- [ACTIVITY]
Would you write out the entries below, every one of them, exactly?

- [RECORDS FOR PROCESSING]
..........
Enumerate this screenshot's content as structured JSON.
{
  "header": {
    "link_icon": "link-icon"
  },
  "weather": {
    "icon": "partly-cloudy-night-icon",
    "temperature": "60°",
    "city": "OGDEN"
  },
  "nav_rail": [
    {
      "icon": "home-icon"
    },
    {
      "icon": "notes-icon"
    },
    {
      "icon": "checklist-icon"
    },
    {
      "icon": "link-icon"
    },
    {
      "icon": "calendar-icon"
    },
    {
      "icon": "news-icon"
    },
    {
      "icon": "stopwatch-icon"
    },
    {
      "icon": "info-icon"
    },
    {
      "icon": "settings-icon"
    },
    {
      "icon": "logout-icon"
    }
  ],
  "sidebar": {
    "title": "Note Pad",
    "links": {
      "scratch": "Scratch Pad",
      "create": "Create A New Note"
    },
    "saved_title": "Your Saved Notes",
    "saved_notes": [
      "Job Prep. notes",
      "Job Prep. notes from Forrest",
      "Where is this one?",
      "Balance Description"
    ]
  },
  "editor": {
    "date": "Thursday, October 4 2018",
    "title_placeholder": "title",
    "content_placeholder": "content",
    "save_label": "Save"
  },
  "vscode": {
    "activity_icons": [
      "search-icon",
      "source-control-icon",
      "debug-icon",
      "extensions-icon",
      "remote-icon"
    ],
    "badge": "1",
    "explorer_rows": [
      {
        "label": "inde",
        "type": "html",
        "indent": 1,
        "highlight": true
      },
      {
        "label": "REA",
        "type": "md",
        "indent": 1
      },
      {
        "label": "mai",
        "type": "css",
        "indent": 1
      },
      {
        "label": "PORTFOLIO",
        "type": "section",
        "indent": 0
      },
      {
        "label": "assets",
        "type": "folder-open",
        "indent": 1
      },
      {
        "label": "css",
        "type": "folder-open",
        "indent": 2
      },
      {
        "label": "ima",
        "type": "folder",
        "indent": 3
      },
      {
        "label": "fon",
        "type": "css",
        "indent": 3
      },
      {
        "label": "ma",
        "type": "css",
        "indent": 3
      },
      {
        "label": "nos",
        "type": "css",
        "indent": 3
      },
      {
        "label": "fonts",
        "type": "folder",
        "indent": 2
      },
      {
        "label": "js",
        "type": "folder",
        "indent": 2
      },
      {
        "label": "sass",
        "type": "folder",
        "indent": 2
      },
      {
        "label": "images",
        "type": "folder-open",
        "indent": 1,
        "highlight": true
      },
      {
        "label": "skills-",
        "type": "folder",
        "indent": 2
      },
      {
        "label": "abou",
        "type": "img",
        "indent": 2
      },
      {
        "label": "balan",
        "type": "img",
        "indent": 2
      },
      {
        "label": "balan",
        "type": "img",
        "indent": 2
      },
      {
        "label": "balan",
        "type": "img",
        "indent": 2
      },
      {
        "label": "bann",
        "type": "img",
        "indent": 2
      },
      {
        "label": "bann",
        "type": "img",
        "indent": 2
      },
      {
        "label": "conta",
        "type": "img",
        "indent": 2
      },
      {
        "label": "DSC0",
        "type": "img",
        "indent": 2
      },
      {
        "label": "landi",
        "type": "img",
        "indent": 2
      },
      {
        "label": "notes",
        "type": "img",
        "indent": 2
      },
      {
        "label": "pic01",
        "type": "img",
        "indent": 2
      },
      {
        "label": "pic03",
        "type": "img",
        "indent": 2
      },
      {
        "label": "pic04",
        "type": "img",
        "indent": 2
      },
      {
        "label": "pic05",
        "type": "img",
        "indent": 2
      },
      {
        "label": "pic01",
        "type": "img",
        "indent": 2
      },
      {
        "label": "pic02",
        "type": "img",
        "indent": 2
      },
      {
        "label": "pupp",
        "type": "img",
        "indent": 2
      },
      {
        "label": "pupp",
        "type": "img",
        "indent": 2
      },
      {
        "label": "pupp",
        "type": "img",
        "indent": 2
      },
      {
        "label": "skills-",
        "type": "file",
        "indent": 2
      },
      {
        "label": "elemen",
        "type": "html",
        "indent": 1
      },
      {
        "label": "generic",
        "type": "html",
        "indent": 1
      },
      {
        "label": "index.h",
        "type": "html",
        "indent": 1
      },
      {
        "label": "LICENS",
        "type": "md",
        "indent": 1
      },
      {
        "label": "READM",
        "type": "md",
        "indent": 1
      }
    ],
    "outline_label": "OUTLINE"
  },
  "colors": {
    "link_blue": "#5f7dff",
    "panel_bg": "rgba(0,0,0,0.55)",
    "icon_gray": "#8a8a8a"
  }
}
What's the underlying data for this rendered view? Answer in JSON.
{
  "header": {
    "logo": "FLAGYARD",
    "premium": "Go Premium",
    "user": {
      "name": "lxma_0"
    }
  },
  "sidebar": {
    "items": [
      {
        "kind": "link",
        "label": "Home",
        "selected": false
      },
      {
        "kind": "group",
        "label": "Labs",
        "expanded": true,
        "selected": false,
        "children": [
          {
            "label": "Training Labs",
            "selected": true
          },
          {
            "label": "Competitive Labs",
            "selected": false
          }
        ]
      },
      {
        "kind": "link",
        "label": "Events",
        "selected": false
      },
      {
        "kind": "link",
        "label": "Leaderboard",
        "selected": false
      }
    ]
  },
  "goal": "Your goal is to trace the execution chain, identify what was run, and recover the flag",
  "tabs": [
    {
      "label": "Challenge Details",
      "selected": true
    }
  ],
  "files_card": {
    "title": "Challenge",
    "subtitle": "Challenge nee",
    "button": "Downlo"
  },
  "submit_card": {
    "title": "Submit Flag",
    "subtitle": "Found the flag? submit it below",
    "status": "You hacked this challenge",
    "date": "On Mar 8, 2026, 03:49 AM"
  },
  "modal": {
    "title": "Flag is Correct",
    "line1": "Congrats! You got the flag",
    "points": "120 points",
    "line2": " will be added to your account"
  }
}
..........
- [WRITTEN SOLUTION]
Enumerate this screenshot's content as structured JSON.
{
  "header": {
    "link_icon": "link-icon"
  },
  "weather": {
    "icon": "partly-cloudy-night-icon",
    "temperature": "60°",
    "city": "OGDEN"
  },
  "nav_rail": [
    {
      "icon": "home-icon"
    },
    {
      "icon": "notes-icon"
    },
    {
      "icon": "checklist-icon"
    },
    {
      "icon": "link-icon"
    },
    {
      "icon": "calendar-icon"
    },
    {
      "icon": "news-icon"
    },
    {
      "icon": "stopwatch-icon"
    },
    {
      "icon": "info-icon"
    },
    {
      "icon": "settings-icon"
    },
    {
      "icon": "logout-icon"
    }
  ],
  "sidebar": {
    "title": "Note Pad",
    "links": {
      "scratch": "Scratch Pad",
      "create": "Create A New Note"
    },
    "saved_title": "Your Saved Notes",
    "saved_notes": [
      "Job Prep. notes",
      "Job Prep. notes from Forrest",
      "Where is this one?",
      "Balance Description"
    ]
  },
  "editor": {
    "date": "Thursday, October 4 2018",
    "title_placeholder": "title",
    "content_placeholder": "content",
    "save_label": "Save"
  },
  "vscode": {
    "activity_icons": [
      "search-icon",
      "source-control-icon",
      "debug-icon",
      "extensions-icon",
      "remote-icon"
    ],
    "badge": "1",
    "explorer_rows": [
      {
        "label": "inde",
        "type": "html",
        "indent": 1,
        "highlight": true
      },
      {
        "label": "REA",
        "type": "md",
        "indent": 1
      },
      {
        "label": "mai",
        "type": "css",
        "indent": 1
      },
      {
        "label": "PORTFOLIO",
        "type": "section",
        "indent": 0
      },
      {
        "label": "assets",
        "type": "folder-open",
        "indent": 1
      },
      {
        "label": "css",
        "type": "folder-open",
        "indent": 2
      },
      {
        "label": "ima",
        "type": "folder",
        "indent": 3
      },
      {
        "label": "fon",
        "type": "css",
        "indent": 3
      },
      {
        "label": "ma",
        "type": "css",
        "indent": 3
      },
      {
        "label": "nos",
        "type": "css",
        "indent": 3
      },
      {
        "label": "fonts",
        "type": "folder",
        "indent": 2
      },
      {
        "label": "js",
        "type": "folder",
        "indent": 2
      },
      {
        "label": "sass",
        "type": "folder",
        "indent": 2
      },
      {
        "label": "images",
        "type": "folder-open",
        "indent": 1,
        "highlight": true
      },
      {
        "label": "skills-",
        "type": "folder",
        "indent": 2
      },
      {
        "label": "abou",
        "type": "img",
        "indent": 2
      },
      {
        "label": "balan",
        "type": "img",
        "indent": 2
      },
      {
        "label": "balan",
        "type": "img",
        "indent": 2
      },
      {
        "label": "balan",
        "type": "img",
        "indent": 2
      },
      {
        "label": "bann",
        "type": "img",
        "indent": 2
      },
      {
        "label": "bann",
        "type": "img",
        "indent": 2
      },
      {
        "label": "conta",
        "type": "img",
        "indent": 2
      },
      {
        "label": "DSC0",
        "type": "img",
        "indent": 2
      },
      {
        "label": "landi",
        "type": "img",
        "indent": 2
      },
      {
        "label": "notes",
        "type": "img",
        "indent": 2
      },
      {
        "label": "pic01",
        "type": "img",
        "indent": 2
      },
      {
        "label": "pic03",
        "type": "img",
        "indent": 2
      },
      {
        "label": "pic04",
        "type": "img",
        "indent": 2
      },
      {
        "label": "pic05",
        "type": "img",
        "indent": 2
      },
      {
        "label": "pic01",
        "type": "img",
        "indent": 2
      },
      {
        "label": "pic02",
        "type": "img",
        "indent": 2
      },
      {
        "label": "pupp",
        "type": "img",
        "indent": 2
      },
      {
        "label": "pupp",
        "type": "img",
        "indent": 2
      },
      {
        "label": "pupp",
        "type": "img",
        "indent": 2
      },
      {
        "label": "skills-",
        "type": "file",
        "indent": 2
      },
      {
        "label": "elemen",
        "type": "html",
        "indent": 1
      },
      {
        "label": "generic",
        "type": "html",
        "indent": 1
      },
      {
        "label": "index.h",
        "type": "html",
        "indent": 1
      },
      {
        "label": "LICENS",
        "type": "md",
        "indent": 1
      },
      {
        "label": "READM",
        "type": "md",
        "indent": 1
      }
    ],
    "outline_label": "OUTLINE"
  },
  "colors": {
    "link_blue": "#5f7dff",
    "panel_bg": "rgba(0,0,0,0.55)",
    "icon_gray": "#8a8a8a"
  }
}
What's the underlying data for this rendered view? Answer in JSON.
{
  "header": {
    "logo": "FLAGYARD",
    "premium": "Go Premium",
    "user": {
      "name": "lxma_0"
    }
  },
  "sidebar": {
    "items": [
      {
        "kind": "link",
        "label": "Home",
        "selected": false
      },
      {
        "kind": "group",
        "label": "Labs",
        "expanded": true,
        "selected": false,
        "children": [
          {
            "label": "Training Labs",
            "selected": true
          },
          {
            "label": "Competitive Labs",
            "selected": false
          }
        ]
      },
      {
        "kind": "link",
        "label": "Events",
        "selected": false
      },
      {
        "kind": "link",
        "label": "Leaderboard",
        "selected": false
      }
    ]
  },
  "goal": "Your goal is to trace the execution chain, identify what was run, and recover the flag",
  "tabs": [
    {
      "label": "Challenge Details",
      "selected": true
    }
  ],
  "files_card": {
    "title": "Challenge",
    "subtitle": "Challenge nee",
    "button": "Downlo"
  },
  "submit_card": {
    "title": "Submit Flag",
    "subtitle": "Found the flag? submit it below",
    "status": "You hacked this challenge",
    "date": "On Mar 8, 2026, 03:49 AM"
  },
  "modal": {
    "title": "Flag is Correct",
    "line1": "Congrats! You got the flag",
    "points": "120 points",
    "line2": " will be added to your account"
  }
}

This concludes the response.